Wednesday, December 16, 2009

Milling soap part II

A couple months ago, I wrote a blog entry about milling soap and what that means for a handcrafted soapmaker vs. a commercial soap manufacturer. 

Huge difference.  Commercial soap milling is a manufacturing process that involves removing the skin-softening, moisturizing glycerin that's a natural by-product of soapmaking so it can be used more profitably in lotions, creams, and other cosmetic and skin care products.  That's why so many commercially-made soaps are harsh, drying, and even irritating to the skin. 

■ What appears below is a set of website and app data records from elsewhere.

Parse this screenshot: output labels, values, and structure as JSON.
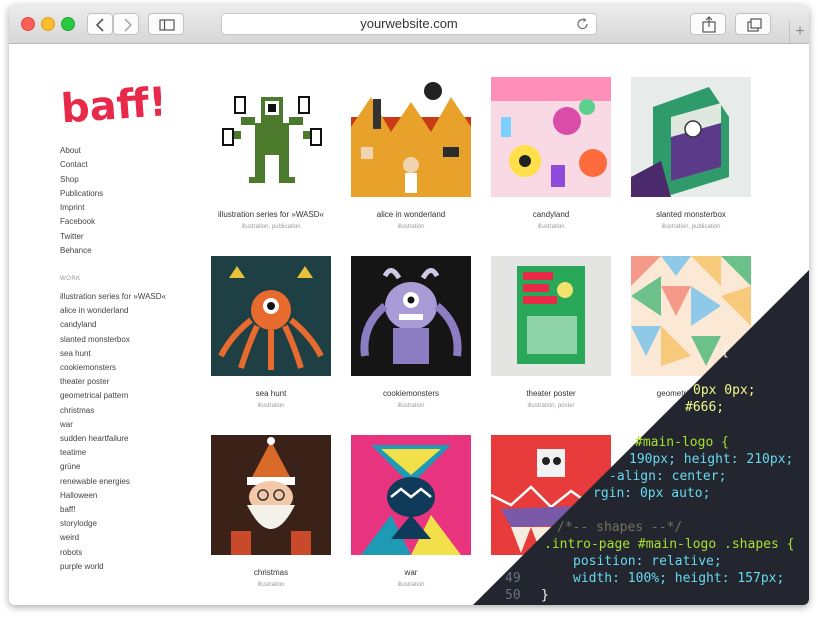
{
  "browser": {
    "url": "yourwebsite.com",
    "new_tab_label": "+"
  },
  "site": {
    "logo_text": "baff!",
    "logo_color": "#e8294a",
    "nav": [
      "About",
      "Contact",
      "Shop",
      "Publications",
      "Imprint",
      "Facebook",
      "Twitter",
      "Behance"
    ],
    "work_heading": "WORK",
    "work_list": [
      "illustration series for »WASD«",
      "alice in wonderland",
      "candyland",
      "slanted monsterbox",
      "sea hunt",
      "cookiemonsters",
      "theater poster",
      "geometrical pattern",
      "christmas",
      "war",
      "sudden heartfailure",
      "teatime",
      "grüne",
      "renewable energies",
      "Halloween",
      "baff!",
      "storylodge",
      "weird",
      "robots",
      "purple world"
    ]
  },
  "tiles": [
    {
      "title": "illustration series for »WASD«",
      "tags": "illustration, publication"
    },
    {
      "title": "alice in wonderland",
      "tags": "illustration"
    },
    {
      "title": "candyland",
      "tags": "illustration"
    },
    {
      "title": "slanted monsterbox",
      "tags": "illustration, publication"
    },
    {
      "title": "sea hunt",
      "tags": "illustration"
    },
    {
      "title": "cookiemonsters",
      "tags": "illustration"
    },
    {
      "title": "theater poster",
      "tags": "illustration, poster"
    },
    {
      "title": "geometrical pattern",
      "tags": ""
    },
    {
      "title": "christmas",
      "tags": "illustration"
    },
    {
      "title": "war",
      "tags": "illustration"
    },
    {
      "title": "",
      "tags": ""
    }
  ],
  "code": {
    "line_numbers": [
      "49",
      "50"
    ],
    "lines": [
      "{",
      "0px 0px;",
      "#666;",
      "#main-logo {",
      "190px; height: 210px;",
      "-align: center;",
      "rgin: 0px auto;",
      "/*-- shapes --*/",
      ".intro-page #main-logo .shapes {",
      "position: relative;",
      "width: 100%; height: 157px;",
      "}"
    ],
    "colors": {
      "background": "#23262f",
      "selector": "#f1fa8c",
      "property": "#66d9ef",
      "number": "#f1fa8c",
      "keyword": "#a6e22e",
      "text": "#f8f8f2",
      "comment": "#75715e",
      "line_number": "#6c7086"
    }
  }
}
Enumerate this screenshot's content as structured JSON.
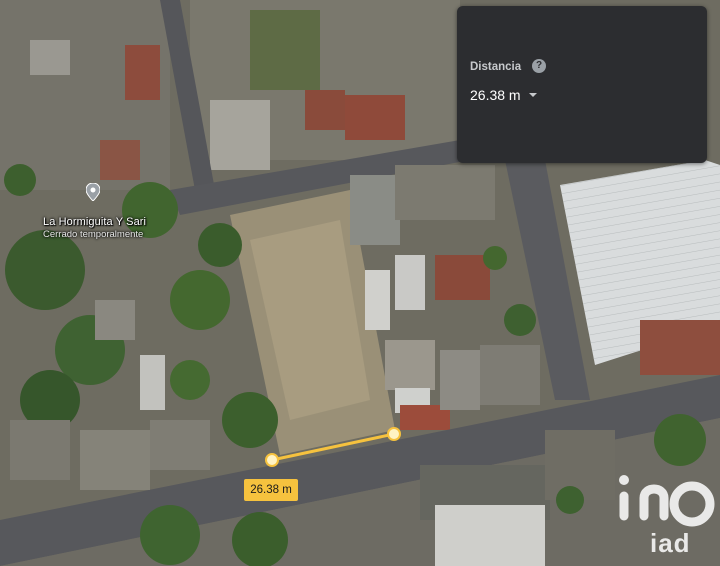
{
  "map": {
    "poi": {
      "name": "La Hormiguita Y Sari",
      "status": "Cerrado temporalmente",
      "icon": "place-pin-icon"
    },
    "measure": {
      "label": "26.38 m",
      "line_color": "#f6c23e"
    }
  },
  "panel": {
    "title": "Distancia",
    "help_icon": "help-circle-icon",
    "value": "26.38 m",
    "dropdown_icon": "caret-down-icon"
  },
  "watermark": {
    "text": "iad",
    "icon": "iad-logo"
  }
}
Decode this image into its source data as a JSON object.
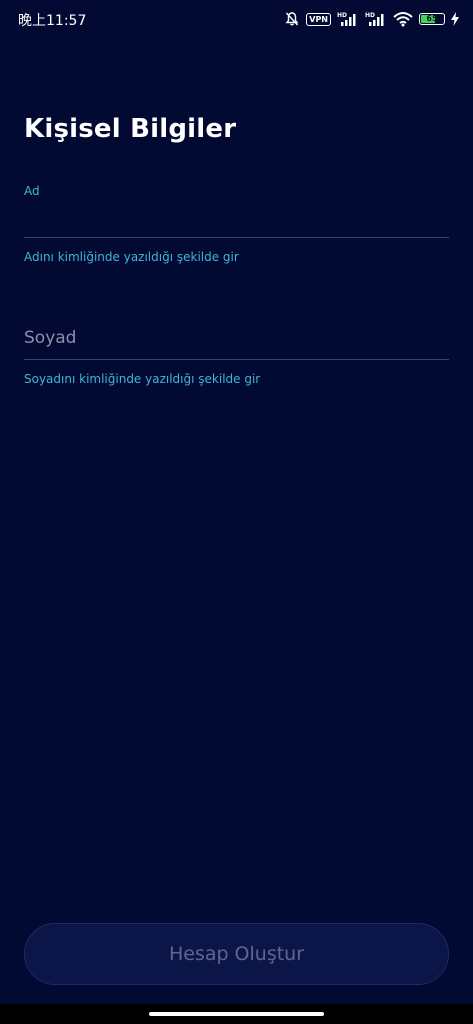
{
  "status_bar": {
    "time": "晚上11:57",
    "vpn_label": "VPN",
    "battery_level": "65",
    "battery_fraction": 0.65,
    "icons": [
      "bell-muted-icon",
      "vpn-icon",
      "signal-hd-icon",
      "signal-hd-icon",
      "wifi-icon",
      "battery-icon",
      "charging-icon"
    ]
  },
  "page": {
    "title": "Kişisel Bilgiler"
  },
  "form": {
    "first_name": {
      "label": "Ad",
      "value": "",
      "helper": "Adını kimliğinde yazıldığı şekilde gir"
    },
    "last_name": {
      "placeholder": "Soyad",
      "value": "",
      "helper": "Soyadını kimliğinde yazıldığı şekilde gir"
    }
  },
  "actions": {
    "submit_label": "Hesap Oluştur"
  },
  "colors": {
    "background": "#020a33",
    "accent": "#3fb6cf",
    "button_bg": "#0b1547",
    "button_text_disabled": "#5e6790"
  }
}
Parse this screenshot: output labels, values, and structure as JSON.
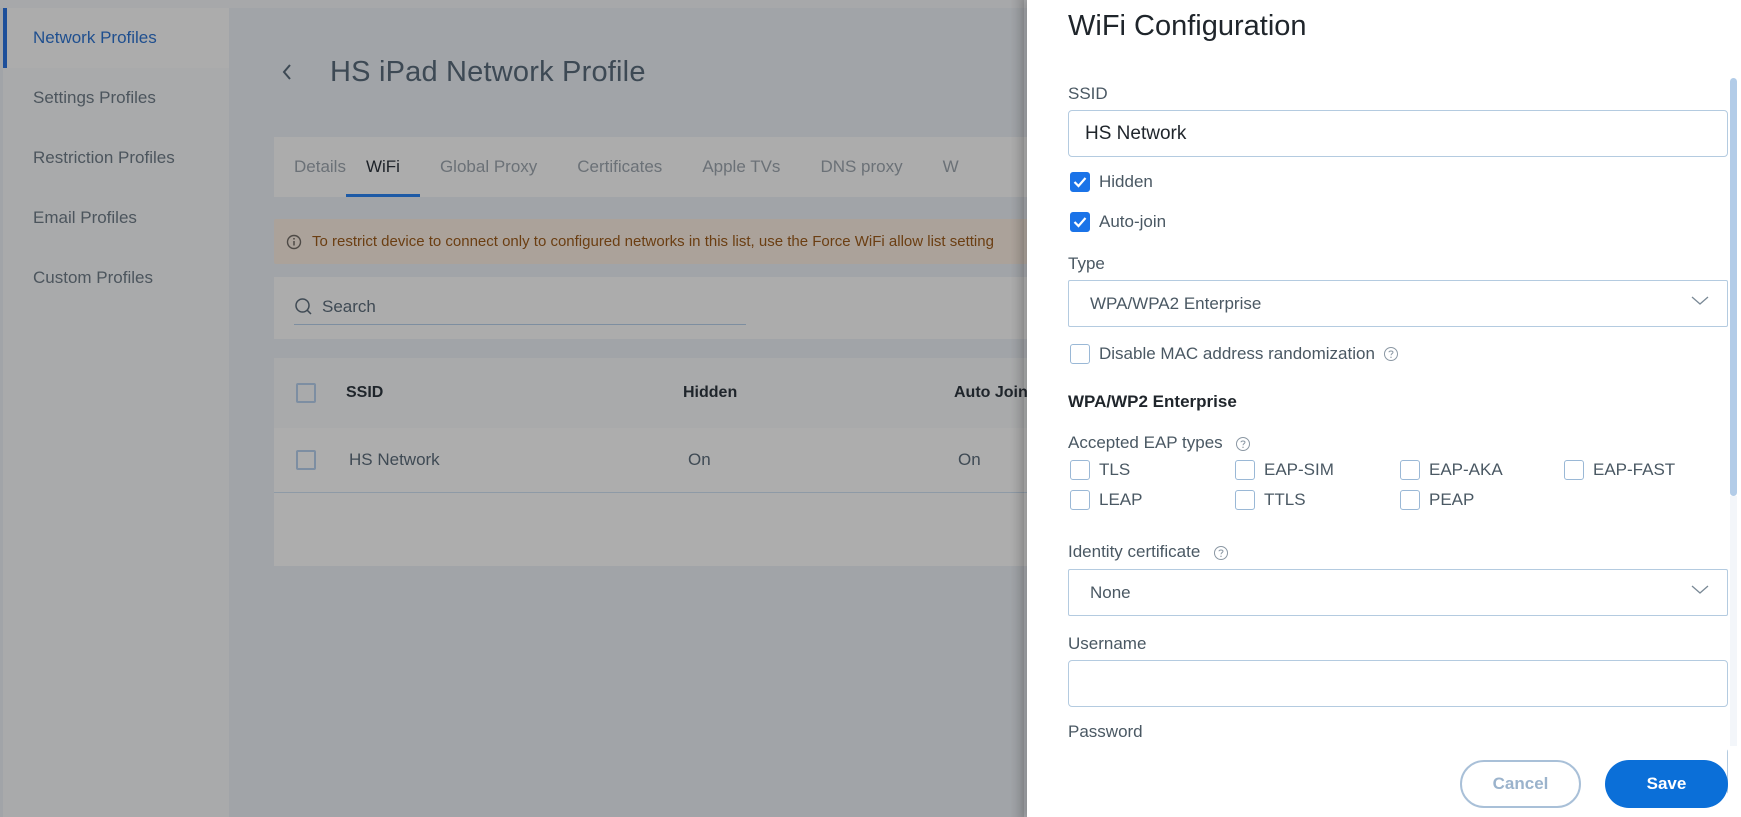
{
  "sidebar": {
    "items": [
      {
        "label": "Network Profiles",
        "active": true
      },
      {
        "label": "Settings Profiles",
        "active": false
      },
      {
        "label": "Restriction Profiles",
        "active": false
      },
      {
        "label": "Email Profiles",
        "active": false
      },
      {
        "label": "Custom Profiles",
        "active": false
      }
    ]
  },
  "header": {
    "back_icon": "chevron-left-icon",
    "title": "HS iPad Network Profile"
  },
  "tabs": [
    {
      "label": "Details",
      "active": false
    },
    {
      "label": "WiFi",
      "active": true
    },
    {
      "label": "Global Proxy",
      "active": false
    },
    {
      "label": "Certificates",
      "active": false
    },
    {
      "label": "Apple TVs",
      "active": false
    },
    {
      "label": "DNS proxy",
      "active": false
    },
    {
      "label": "W",
      "active": false
    }
  ],
  "alert": {
    "icon": "info-icon",
    "text": "To restrict device to connect only to configured networks in this list, use the Force WiFi allow list setting"
  },
  "search": {
    "placeholder": "Search",
    "value": ""
  },
  "table": {
    "columns": [
      "SSID",
      "Hidden",
      "Auto Join"
    ],
    "rows": [
      {
        "ssid": "HS Network",
        "hidden": "On",
        "auto_join": "On",
        "selected": false
      }
    ]
  },
  "panel": {
    "title": "WiFi Configuration",
    "close_icon": "close-icon",
    "ssid": {
      "label": "SSID",
      "value": "HS Network"
    },
    "hidden": {
      "label": "Hidden",
      "checked": true
    },
    "auto_join": {
      "label": "Auto-join",
      "checked": true
    },
    "type": {
      "label": "Type",
      "value": "WPA/WPA2 Enterprise"
    },
    "disable_mac": {
      "label": "Disable MAC address randomization",
      "checked": false
    },
    "section_title": "WPA/WP2 Enterprise",
    "eap": {
      "label": "Accepted EAP types",
      "types": [
        {
          "label": "TLS",
          "checked": false
        },
        {
          "label": "EAP-SIM",
          "checked": false
        },
        {
          "label": "EAP-AKA",
          "checked": false
        },
        {
          "label": "EAP-FAST",
          "checked": false
        },
        {
          "label": "LEAP",
          "checked": false
        },
        {
          "label": "TTLS",
          "checked": false
        },
        {
          "label": "PEAP",
          "checked": false
        }
      ]
    },
    "identity_certificate": {
      "label": "Identity certificate",
      "value": "None"
    },
    "username": {
      "label": "Username",
      "value": ""
    },
    "password": {
      "label": "Password",
      "value": ""
    },
    "buttons": {
      "cancel": "Cancel",
      "save": "Save"
    }
  },
  "colors": {
    "accent": "#0b6fd8",
    "checkbox_checked": "#1a73e8",
    "sidebar_active": "#1d4f9a",
    "alert_text": "#6b3e12"
  }
}
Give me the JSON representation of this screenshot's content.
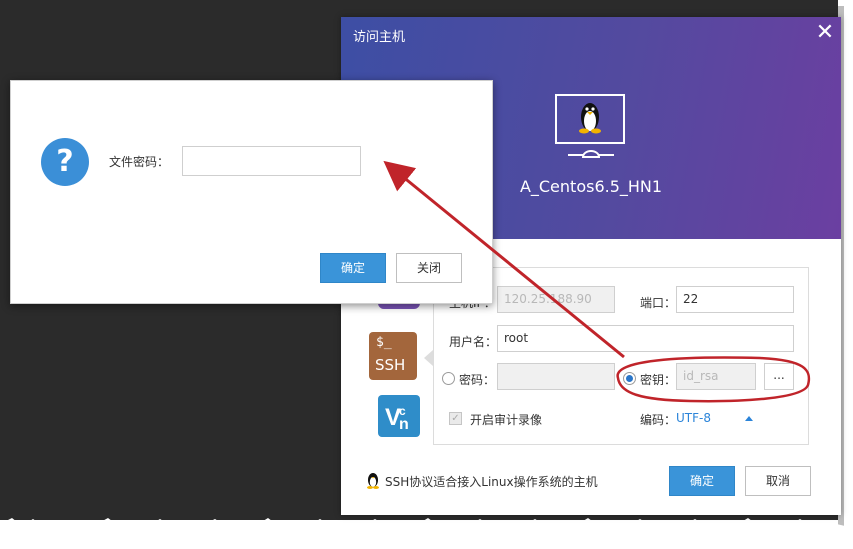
{
  "main_dialog": {
    "title": "访问主机",
    "close_glyph": "✕",
    "host_name": "A_Centos6.5_HN1",
    "protocols": [
      {
        "name": "rdp",
        "label": ""
      },
      {
        "name": "ssh",
        "prompt": "$_",
        "label": "SSH"
      },
      {
        "name": "vnc",
        "label": "VN"
      }
    ],
    "form": {
      "ip_label": "主机IP：",
      "ip_value": "120.25.188.90",
      "port_label": "端口：",
      "port_value": "22",
      "username_label": "用户名：",
      "username_value": "root",
      "password_label": "密码：",
      "password_value": "",
      "key_label": "密钥：",
      "key_value": "id_rsa",
      "browse_label": "...",
      "audit_label": "开启审计录像",
      "encoding_label": "编码：",
      "encoding_value": "UTF-8",
      "auth_selected": "key",
      "audit_checked": true
    },
    "footer_note": "SSH协议适合接入Linux操作系统的主机",
    "ok_label": "确定",
    "cancel_label": "取消"
  },
  "prompt_dialog": {
    "icon": "question-icon",
    "field_label": "文件密码：",
    "field_value": "",
    "ok_label": "确定",
    "close_label": "关闭"
  },
  "colors": {
    "header_start": "#3d4ea4",
    "header_end": "#6b3fa1",
    "primary_button": "#3a94d9",
    "annotation": "#c0242a",
    "ssh_tab": "#a3663c",
    "vnc_tab": "#2f8dc9"
  }
}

With this in mind, it was especially interesting to stumble across this little press release from a company in Dubai that does exactly that -- removes the glycerin from soap and sells it for substantially greater profit to cosmetics manufacturers. 

Makes me wonder who buys what's left over.  Proctor & Gamble?  Unliver?  Henkel International?

No comments:

Post a Comment